What to do >>
Report the count of lines containing the word "icon" in the entries below, and nothing more.

Dataset entries >>
╔══
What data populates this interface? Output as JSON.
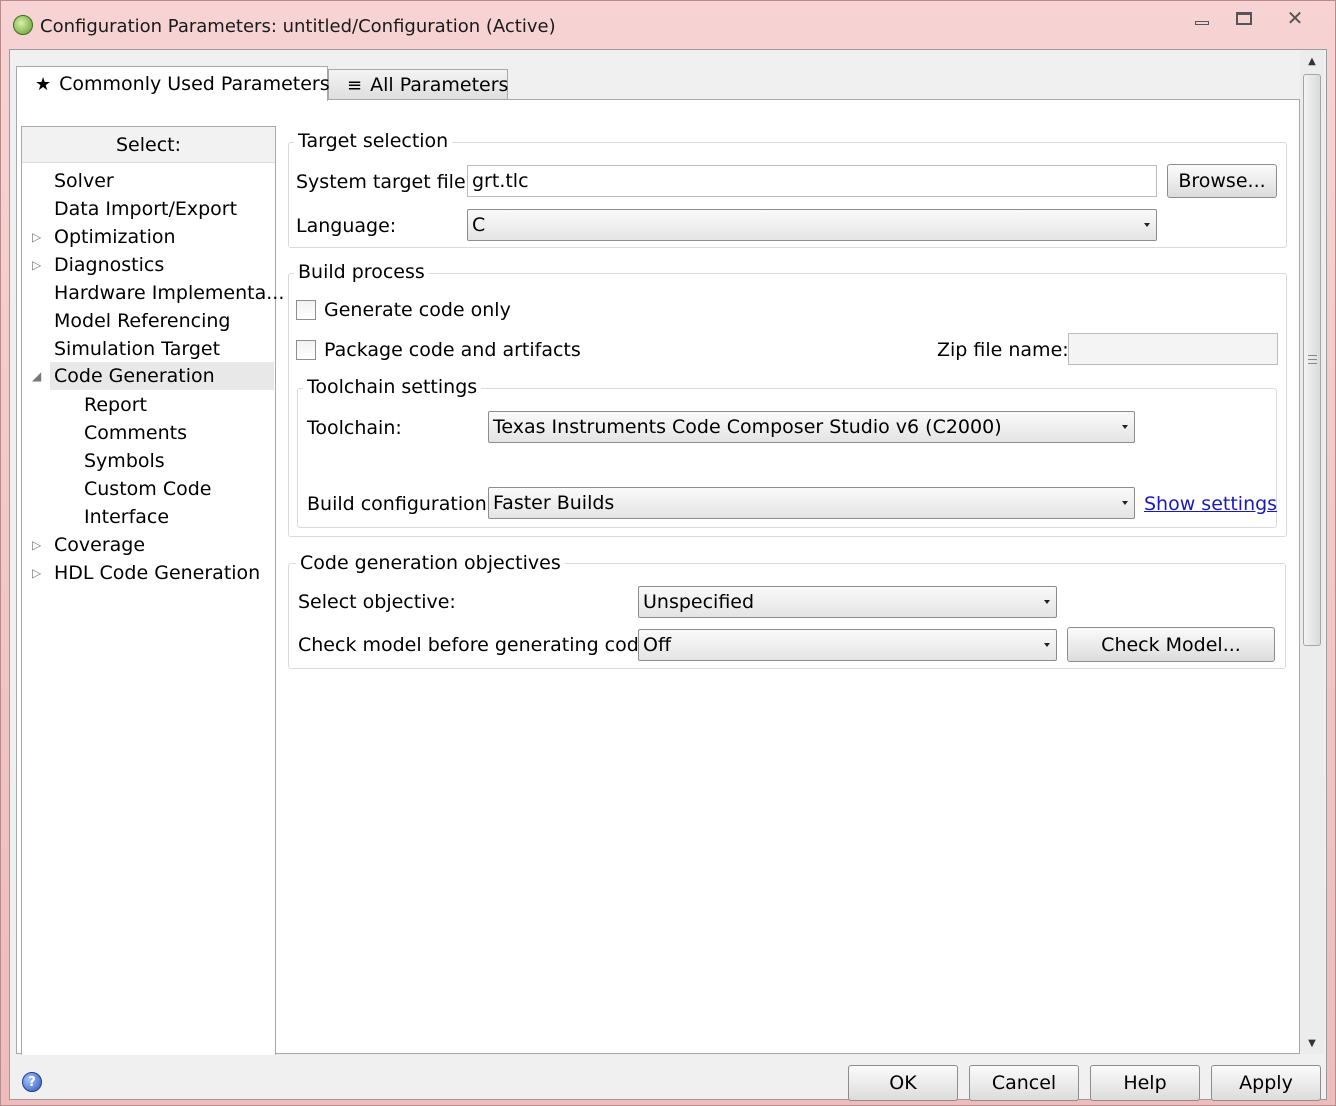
{
  "window": {
    "title": "Configuration Parameters: untitled/Configuration (Active)"
  },
  "tabs": [
    {
      "label": "Commonly Used Parameters",
      "icon": "star-icon",
      "glyph": "★"
    },
    {
      "label": "All Parameters",
      "icon": "list-icon",
      "glyph": "≡"
    }
  ],
  "tree": {
    "header": "Select:",
    "items": [
      {
        "label": "Solver"
      },
      {
        "label": "Data Import/Export"
      },
      {
        "label": "Optimization",
        "expandable": true
      },
      {
        "label": "Diagnostics",
        "expandable": true
      },
      {
        "label": "Hardware Implementa..."
      },
      {
        "label": "Model Referencing"
      },
      {
        "label": "Simulation Target"
      },
      {
        "label": "Code Generation",
        "expanded": true,
        "selected": true
      },
      {
        "label": "Report"
      },
      {
        "label": "Comments"
      },
      {
        "label": "Symbols"
      },
      {
        "label": "Custom Code"
      },
      {
        "label": "Interface"
      },
      {
        "label": "Coverage",
        "expandable": true
      },
      {
        "label": "HDL Code Generation",
        "expandable": true
      }
    ]
  },
  "target_selection": {
    "title": "Target selection",
    "system_target_label": "System target file:",
    "system_target_value": "grt.tlc",
    "browse_label": "Browse...",
    "language_label": "Language:",
    "language_value": "C"
  },
  "build_process": {
    "title": "Build process",
    "generate_code_only_label": "Generate code only",
    "generate_code_only_checked": false,
    "package_label": "Package code and artifacts",
    "package_checked": false,
    "zip_label": "Zip file name:",
    "zip_value": "",
    "toolchain_settings": {
      "title": "Toolchain settings",
      "toolchain_label": "Toolchain:",
      "toolchain_value": "Texas Instruments Code Composer Studio v6 (C2000)",
      "build_config_label": "Build configuration:",
      "build_config_value": "Faster Builds",
      "show_settings_label": "Show settings"
    }
  },
  "objectives": {
    "title": "Code generation objectives",
    "select_objective_label": "Select objective:",
    "select_objective_value": "Unspecified",
    "check_model_label": "Check model before generating code:",
    "check_model_value": "Off",
    "check_model_button": "Check Model..."
  },
  "footer": {
    "ok": "OK",
    "cancel": "Cancel",
    "help": "Help",
    "apply": "Apply"
  },
  "colors": {
    "title_bar": "#f2c9c9",
    "link": "#1a1ab8",
    "selected_row": "#e8e8e8"
  }
}
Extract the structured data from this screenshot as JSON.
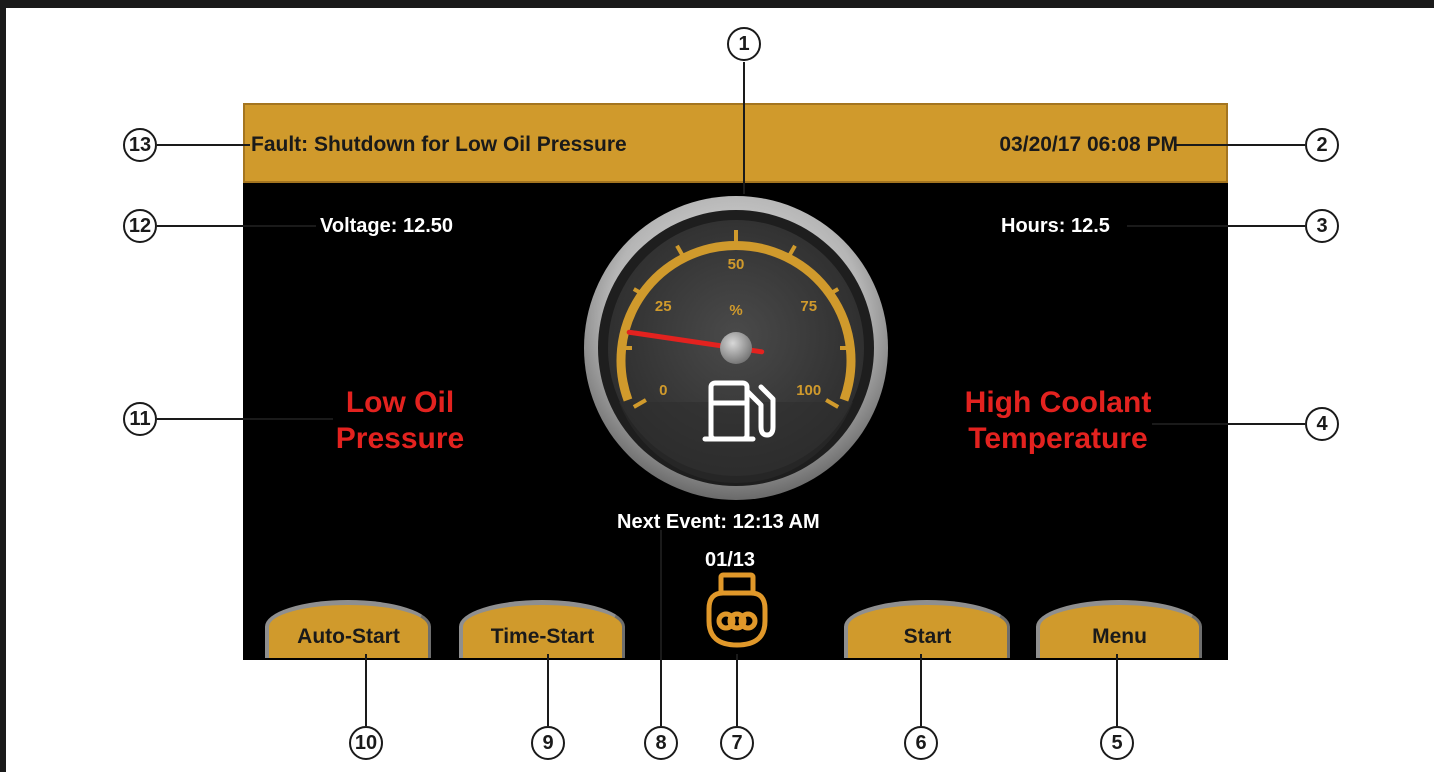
{
  "status_bar": {
    "fault": "Fault: Shutdown for Low Oil Pressure",
    "datetime": "03/20/17 06:08 PM"
  },
  "readouts": {
    "voltage": "Voltage: 12.50",
    "hours": "Hours: 12.5"
  },
  "alarms": {
    "left_line1": "Low Oil",
    "left_line2": "Pressure",
    "right_line1": "High Coolant",
    "right_line2": "Temperature"
  },
  "gauge": {
    "unit": "%",
    "ticks": [
      "0",
      "25",
      "50",
      "75",
      "100"
    ],
    "level_percent": 0.16,
    "icon": "fuel-pump-icon"
  },
  "next_event": "Next Event: 12:13 AM",
  "page_counter": "01/13",
  "glow_plug_icon": "glow-plug-icon",
  "buttons": {
    "auto_start": "Auto-Start",
    "time_start": "Time-Start",
    "start": "Start",
    "menu": "Menu"
  },
  "callouts": [
    "1",
    "2",
    "3",
    "4",
    "5",
    "6",
    "7",
    "8",
    "9",
    "10",
    "11",
    "12",
    "13"
  ],
  "colors": {
    "accent": "#d09a2c",
    "alarm": "#e3221f",
    "screen_bg": "#000000"
  }
}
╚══
Exercise output >>
4